__DATASET RECORDS__.

|---|

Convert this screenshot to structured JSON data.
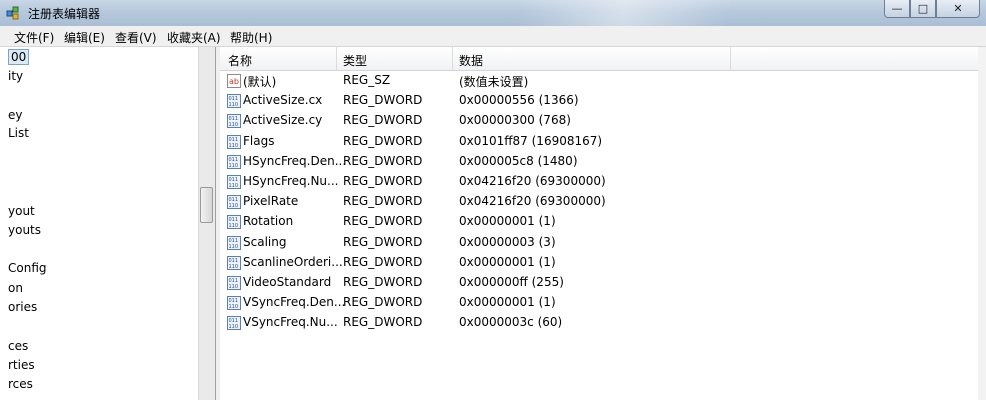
{
  "window": {
    "title": "注册表编辑器"
  },
  "menu": [
    {
      "label": "文件(F)"
    },
    {
      "label": "编辑(E)"
    },
    {
      "label": "查看(V)"
    },
    {
      "label": "收藏夹(A)"
    },
    {
      "label": "帮助(H)"
    }
  ],
  "tree": {
    "items": [
      {
        "label": "00",
        "selected": true
      },
      {
        "label": "ity"
      },
      {
        "label": "ey"
      },
      {
        "label": "List"
      },
      {
        "label": "yout"
      },
      {
        "label": "youts"
      },
      {
        "label": "Config"
      },
      {
        "label": "on"
      },
      {
        "label": "ories"
      },
      {
        "label": "ces"
      },
      {
        "label": "rties"
      },
      {
        "label": "rces"
      }
    ]
  },
  "list": {
    "headers": {
      "name": "名称",
      "type": "类型",
      "data": "数据"
    },
    "rows": [
      {
        "name": "(默认)",
        "type": "REG_SZ",
        "data": "(数值未设置)",
        "icon": "string-value-icon"
      },
      {
        "name": "ActiveSize.cx",
        "type": "REG_DWORD",
        "data": "0x00000556 (1366)",
        "icon": "binary-value-icon"
      },
      {
        "name": "ActiveSize.cy",
        "type": "REG_DWORD",
        "data": "0x00000300 (768)",
        "icon": "binary-value-icon"
      },
      {
        "name": "Flags",
        "type": "REG_DWORD",
        "data": "0x0101ff87 (16908167)",
        "icon": "binary-value-icon"
      },
      {
        "name": "HSyncFreq.Den...",
        "type": "REG_DWORD",
        "data": "0x000005c8 (1480)",
        "icon": "binary-value-icon"
      },
      {
        "name": "HSyncFreq.Nu...",
        "type": "REG_DWORD",
        "data": "0x04216f20 (69300000)",
        "icon": "binary-value-icon"
      },
      {
        "name": "PixelRate",
        "type": "REG_DWORD",
        "data": "0x04216f20 (69300000)",
        "icon": "binary-value-icon"
      },
      {
        "name": "Rotation",
        "type": "REG_DWORD",
        "data": "0x00000001 (1)",
        "icon": "binary-value-icon"
      },
      {
        "name": "Scaling",
        "type": "REG_DWORD",
        "data": "0x00000003 (3)",
        "icon": "binary-value-icon"
      },
      {
        "name": "ScanlineOrderi...",
        "type": "REG_DWORD",
        "data": "0x00000001 (1)",
        "icon": "binary-value-icon"
      },
      {
        "name": "VideoStandard",
        "type": "REG_DWORD",
        "data": "0x000000ff (255)",
        "icon": "binary-value-icon"
      },
      {
        "name": "VSyncFreq.Den...",
        "type": "REG_DWORD",
        "data": "0x00000001 (1)",
        "icon": "binary-value-icon"
      },
      {
        "name": "VSyncFreq.Nu...",
        "type": "REG_DWORD",
        "data": "0x0000003c (60)",
        "icon": "binary-value-icon"
      }
    ]
  }
}
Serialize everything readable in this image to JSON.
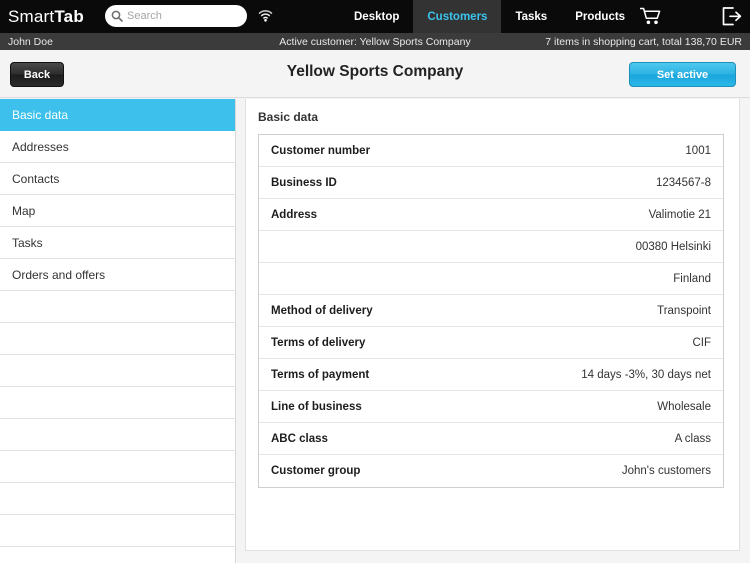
{
  "topbar": {
    "logo_light": "Smart",
    "logo_bold": "Tab",
    "search_placeholder": "Search",
    "search_value": "",
    "search_icon": "search-icon",
    "wifi_icon": "wifi-icon",
    "cart_icon": "shopping-cart-icon",
    "logout_icon": "logout-icon",
    "nav": [
      {
        "label": "Desktop",
        "active": false
      },
      {
        "label": "Customers",
        "active": true
      },
      {
        "label": "Tasks",
        "active": false
      },
      {
        "label": "Products",
        "active": false
      }
    ]
  },
  "statusbar": {
    "user": "John Doe",
    "active_customer": "Active customer: Yellow Sports Company",
    "cart_summary": "7 items in shopping cart, total 138,70 EUR"
  },
  "pageheader": {
    "back_label": "Back",
    "title": "Yellow Sports Company",
    "set_active_label": "Set active"
  },
  "sidebar": {
    "items": [
      {
        "label": "Basic data",
        "active": true
      },
      {
        "label": "Addresses",
        "active": false
      },
      {
        "label": "Contacts",
        "active": false
      },
      {
        "label": "Map",
        "active": false
      },
      {
        "label": "Tasks",
        "active": false
      },
      {
        "label": "Orders and offers",
        "active": false
      },
      {
        "label": "",
        "active": false
      },
      {
        "label": "",
        "active": false
      },
      {
        "label": "",
        "active": false
      },
      {
        "label": "",
        "active": false
      },
      {
        "label": "",
        "active": false
      },
      {
        "label": "",
        "active": false
      },
      {
        "label": "",
        "active": false
      },
      {
        "label": "",
        "active": false
      }
    ]
  },
  "content": {
    "section_title": "Basic data",
    "rows": [
      {
        "label": "Customer number",
        "value": "1001"
      },
      {
        "label": "Business ID",
        "value": "1234567-8"
      },
      {
        "label": "Address",
        "value": "Valimotie 21"
      },
      {
        "label": "",
        "value": "00380 Helsinki"
      },
      {
        "label": "",
        "value": "Finland"
      },
      {
        "label": "Method of delivery",
        "value": "Transpoint"
      },
      {
        "label": "Terms of delivery",
        "value": "CIF"
      },
      {
        "label": "Terms of payment",
        "value": "14 days -3%, 30 days net"
      },
      {
        "label": "Line of business",
        "value": "Wholesale"
      },
      {
        "label": "ABC class",
        "value": "A class"
      },
      {
        "label": "Customer group",
        "value": "John's customers"
      }
    ]
  },
  "colors": {
    "accent": "#3dc1ec",
    "topbar_bg": "#0a0a0a",
    "statusbar_bg": "#3b3b3b",
    "page_bg": "#f4f4f4"
  }
}
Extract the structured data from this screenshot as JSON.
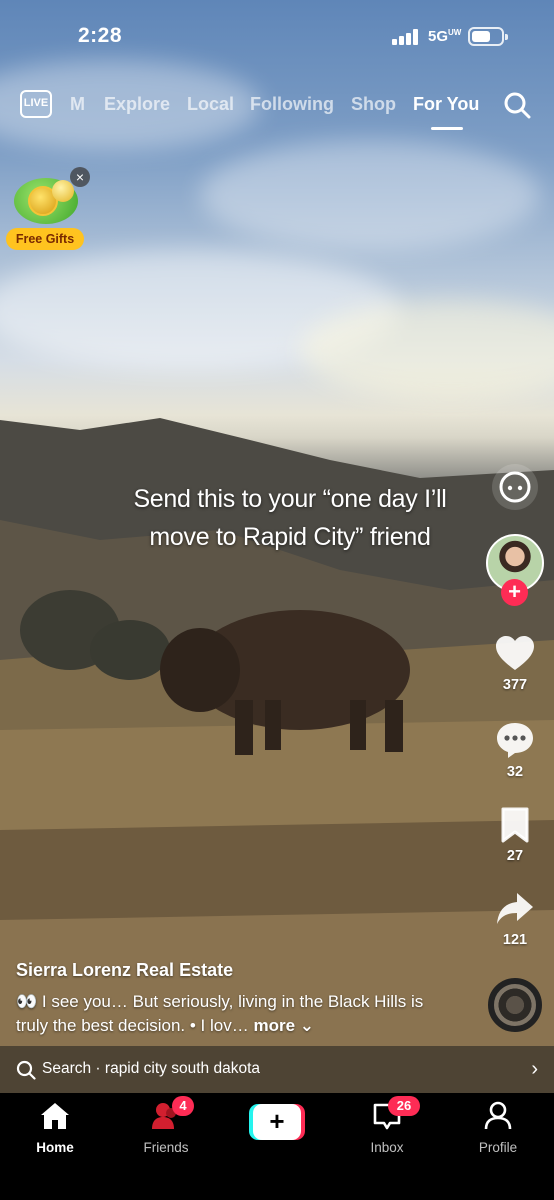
{
  "status_bar": {
    "time": "2:28",
    "network": "5G",
    "network_sub": "UW"
  },
  "top_nav": {
    "live_label": "LIVE",
    "tabs": [
      {
        "label": "M"
      },
      {
        "label": "Explore"
      },
      {
        "label": "Local"
      },
      {
        "label": "Following"
      },
      {
        "label": "Shop"
      },
      {
        "label": "For You",
        "active": true
      }
    ]
  },
  "free_gifts": {
    "label": "Free Gifts"
  },
  "video": {
    "overlay_text": "Send this to your “one day I’ll move to Rapid City” friend"
  },
  "actions": {
    "likes": "377",
    "comments": "32",
    "bookmarks": "27",
    "shares": "121"
  },
  "post": {
    "author": "Sierra Lorenz Real Estate",
    "description": "👀 I see you… But seriously, living in the Black Hills is truly the best decision. • I lov…",
    "more_label": "more"
  },
  "search_suggestion": {
    "prefix": "Search",
    "query": "rapid city south dakota"
  },
  "bottom_nav": {
    "home": "Home",
    "friends": "Friends",
    "friends_badge": "4",
    "inbox": "Inbox",
    "inbox_badge": "26",
    "profile": "Profile"
  },
  "colors": {
    "accent": "#fe2c55",
    "cyan": "#25f4ee",
    "gift": "#ffc31f"
  }
}
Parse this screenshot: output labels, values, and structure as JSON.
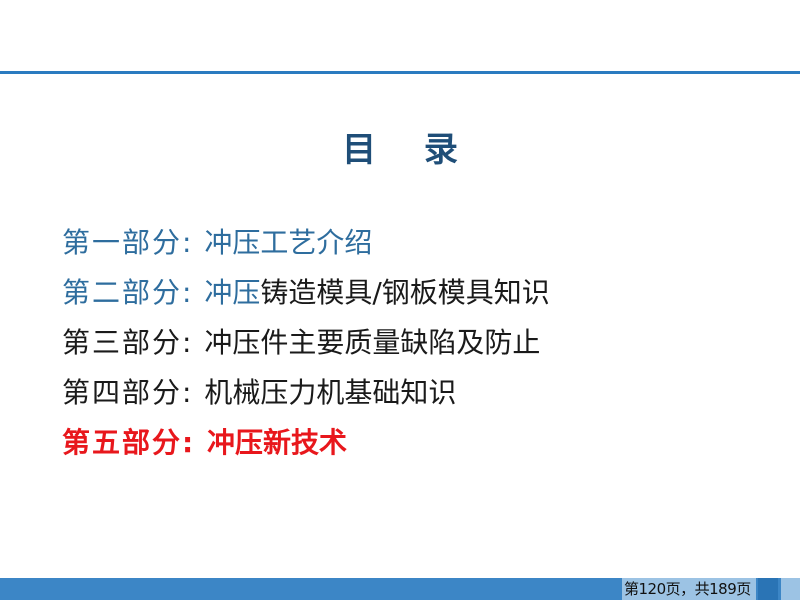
{
  "slide": {
    "title": "目  录",
    "toc": [
      {
        "segments": [
          {
            "text": "第一部分: ",
            "color": "blue"
          },
          {
            "text": "冲压工艺介绍",
            "color": "blue"
          }
        ]
      },
      {
        "segments": [
          {
            "text": "第二部分: ",
            "color": "blue"
          },
          {
            "text": "冲压",
            "color": "blue"
          },
          {
            "text": "铸造模具/钢板模具知识",
            "color": "black"
          }
        ]
      },
      {
        "segments": [
          {
            "text": "第三部分: ",
            "color": "black"
          },
          {
            "text": "冲压件主要质量缺陷及防止",
            "color": "black"
          }
        ]
      },
      {
        "segments": [
          {
            "text": "第四部分: ",
            "color": "black"
          },
          {
            "text": "机械压力机基础知识",
            "color": "black"
          }
        ]
      },
      {
        "segments": [
          {
            "text": "第五部分: ",
            "color": "red"
          },
          {
            "text": "冲压新技术",
            "color": "red"
          }
        ]
      }
    ],
    "footer": {
      "page_label": "第120页，共189页"
    }
  },
  "colors": {
    "title": "#1f4e78",
    "blue": "#2e6d9e",
    "black": "#1a1a1a",
    "red": "#e8171c",
    "rule": "#2a7bc0",
    "bar": "#3c86c6"
  }
}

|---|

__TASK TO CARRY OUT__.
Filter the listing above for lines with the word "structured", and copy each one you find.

__TASK SOLUTION__.
Convert this screenshot to structured JSON data.
Extract the structured data from this screenshot as JSON.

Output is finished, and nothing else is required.